* [What to produce]:
The answer is every line in the data below that contains the word "Windows".

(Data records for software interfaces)
= Beginning of Section =

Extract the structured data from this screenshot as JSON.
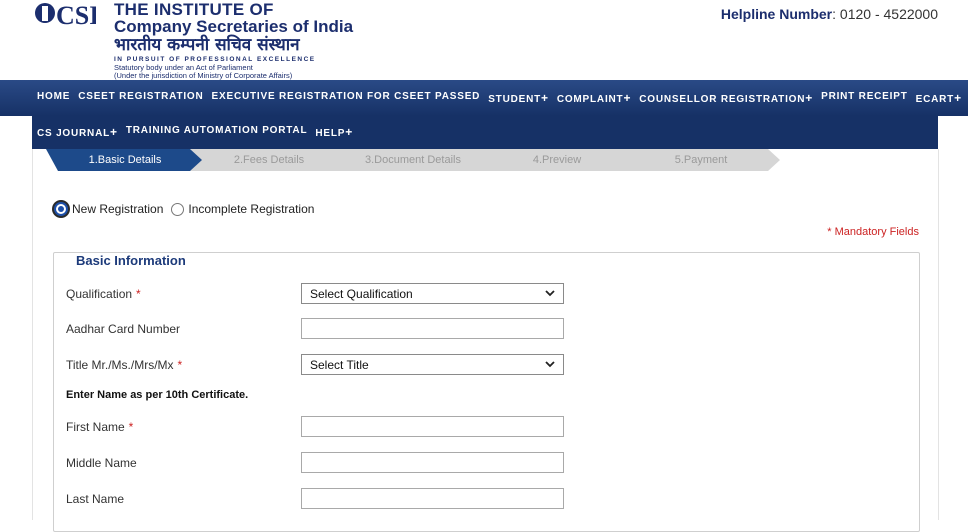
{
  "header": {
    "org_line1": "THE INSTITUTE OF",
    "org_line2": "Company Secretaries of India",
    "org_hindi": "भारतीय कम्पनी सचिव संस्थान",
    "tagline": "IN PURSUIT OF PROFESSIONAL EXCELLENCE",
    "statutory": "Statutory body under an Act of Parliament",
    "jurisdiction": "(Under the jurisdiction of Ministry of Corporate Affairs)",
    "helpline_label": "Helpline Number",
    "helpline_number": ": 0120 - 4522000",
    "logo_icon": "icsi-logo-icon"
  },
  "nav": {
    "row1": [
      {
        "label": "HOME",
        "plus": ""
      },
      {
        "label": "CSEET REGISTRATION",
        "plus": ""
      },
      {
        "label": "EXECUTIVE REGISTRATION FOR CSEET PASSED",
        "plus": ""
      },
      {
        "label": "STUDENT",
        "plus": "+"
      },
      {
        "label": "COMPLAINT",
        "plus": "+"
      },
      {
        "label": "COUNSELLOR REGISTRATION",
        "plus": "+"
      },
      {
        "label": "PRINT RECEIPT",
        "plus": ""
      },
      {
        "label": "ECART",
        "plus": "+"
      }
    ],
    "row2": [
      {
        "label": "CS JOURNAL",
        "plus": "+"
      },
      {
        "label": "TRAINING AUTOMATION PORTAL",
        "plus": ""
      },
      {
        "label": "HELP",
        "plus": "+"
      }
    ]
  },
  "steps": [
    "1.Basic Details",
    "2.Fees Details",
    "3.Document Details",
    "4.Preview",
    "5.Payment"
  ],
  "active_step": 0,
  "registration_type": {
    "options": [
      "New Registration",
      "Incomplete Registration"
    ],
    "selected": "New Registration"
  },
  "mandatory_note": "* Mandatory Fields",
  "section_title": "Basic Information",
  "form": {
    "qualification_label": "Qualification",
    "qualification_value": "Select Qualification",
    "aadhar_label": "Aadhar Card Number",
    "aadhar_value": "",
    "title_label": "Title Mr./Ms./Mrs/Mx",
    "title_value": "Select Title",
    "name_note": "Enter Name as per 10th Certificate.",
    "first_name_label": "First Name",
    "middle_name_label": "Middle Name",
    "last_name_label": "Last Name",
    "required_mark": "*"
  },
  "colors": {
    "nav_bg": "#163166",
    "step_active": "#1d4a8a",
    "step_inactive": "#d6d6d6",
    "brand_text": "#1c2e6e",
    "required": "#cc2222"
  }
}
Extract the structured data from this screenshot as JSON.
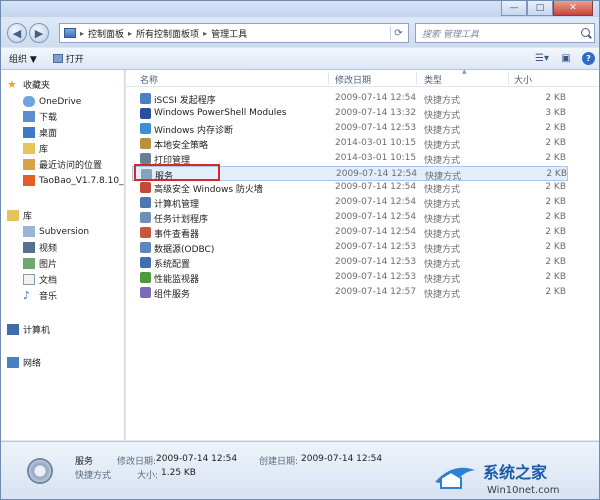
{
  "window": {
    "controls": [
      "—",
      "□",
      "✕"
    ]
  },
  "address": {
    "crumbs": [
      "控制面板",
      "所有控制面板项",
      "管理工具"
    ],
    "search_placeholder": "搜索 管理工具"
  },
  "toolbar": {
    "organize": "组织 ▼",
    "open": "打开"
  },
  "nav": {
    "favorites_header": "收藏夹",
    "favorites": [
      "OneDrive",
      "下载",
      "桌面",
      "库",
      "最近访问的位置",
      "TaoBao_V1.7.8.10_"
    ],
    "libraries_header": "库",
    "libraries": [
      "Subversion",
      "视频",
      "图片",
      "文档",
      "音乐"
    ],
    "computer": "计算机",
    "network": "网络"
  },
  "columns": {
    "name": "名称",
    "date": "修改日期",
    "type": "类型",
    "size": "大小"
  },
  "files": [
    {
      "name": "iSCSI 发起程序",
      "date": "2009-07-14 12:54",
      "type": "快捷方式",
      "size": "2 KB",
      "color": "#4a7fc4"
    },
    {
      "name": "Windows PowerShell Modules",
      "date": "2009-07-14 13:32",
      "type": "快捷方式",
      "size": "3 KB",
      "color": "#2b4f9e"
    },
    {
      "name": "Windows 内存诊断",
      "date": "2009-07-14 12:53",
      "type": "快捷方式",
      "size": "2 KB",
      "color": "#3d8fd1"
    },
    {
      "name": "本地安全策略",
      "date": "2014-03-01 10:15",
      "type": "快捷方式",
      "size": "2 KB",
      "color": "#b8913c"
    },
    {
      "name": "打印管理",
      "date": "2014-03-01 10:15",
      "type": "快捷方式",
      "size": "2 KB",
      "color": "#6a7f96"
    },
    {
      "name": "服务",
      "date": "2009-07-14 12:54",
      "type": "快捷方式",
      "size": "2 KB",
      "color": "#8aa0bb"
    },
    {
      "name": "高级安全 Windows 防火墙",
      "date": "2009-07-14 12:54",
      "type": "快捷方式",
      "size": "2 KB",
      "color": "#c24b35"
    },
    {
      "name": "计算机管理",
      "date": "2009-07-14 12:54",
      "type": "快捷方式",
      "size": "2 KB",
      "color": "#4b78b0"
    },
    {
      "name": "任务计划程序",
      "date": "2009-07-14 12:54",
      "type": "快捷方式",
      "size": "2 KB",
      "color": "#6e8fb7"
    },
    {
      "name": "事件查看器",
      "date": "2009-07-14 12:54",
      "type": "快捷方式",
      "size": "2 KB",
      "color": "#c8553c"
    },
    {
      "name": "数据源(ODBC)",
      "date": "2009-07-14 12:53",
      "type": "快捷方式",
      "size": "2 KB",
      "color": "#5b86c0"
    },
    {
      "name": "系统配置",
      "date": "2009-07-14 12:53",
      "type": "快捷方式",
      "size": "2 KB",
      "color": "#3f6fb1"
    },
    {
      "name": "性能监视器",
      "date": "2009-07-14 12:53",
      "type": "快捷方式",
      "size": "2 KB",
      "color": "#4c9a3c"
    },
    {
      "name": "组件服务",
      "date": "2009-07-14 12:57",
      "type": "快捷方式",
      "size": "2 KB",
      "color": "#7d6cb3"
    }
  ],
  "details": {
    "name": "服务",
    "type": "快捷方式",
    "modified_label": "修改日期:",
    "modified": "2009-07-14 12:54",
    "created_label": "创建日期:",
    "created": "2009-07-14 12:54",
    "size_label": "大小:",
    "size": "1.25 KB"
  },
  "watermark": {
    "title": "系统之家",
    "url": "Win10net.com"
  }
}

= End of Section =

* [Task output]:
      "name": "Windows PowerShell Modules",
      "name": "Windows 内存诊断",
      "name": "高级安全 Windows 防火墙",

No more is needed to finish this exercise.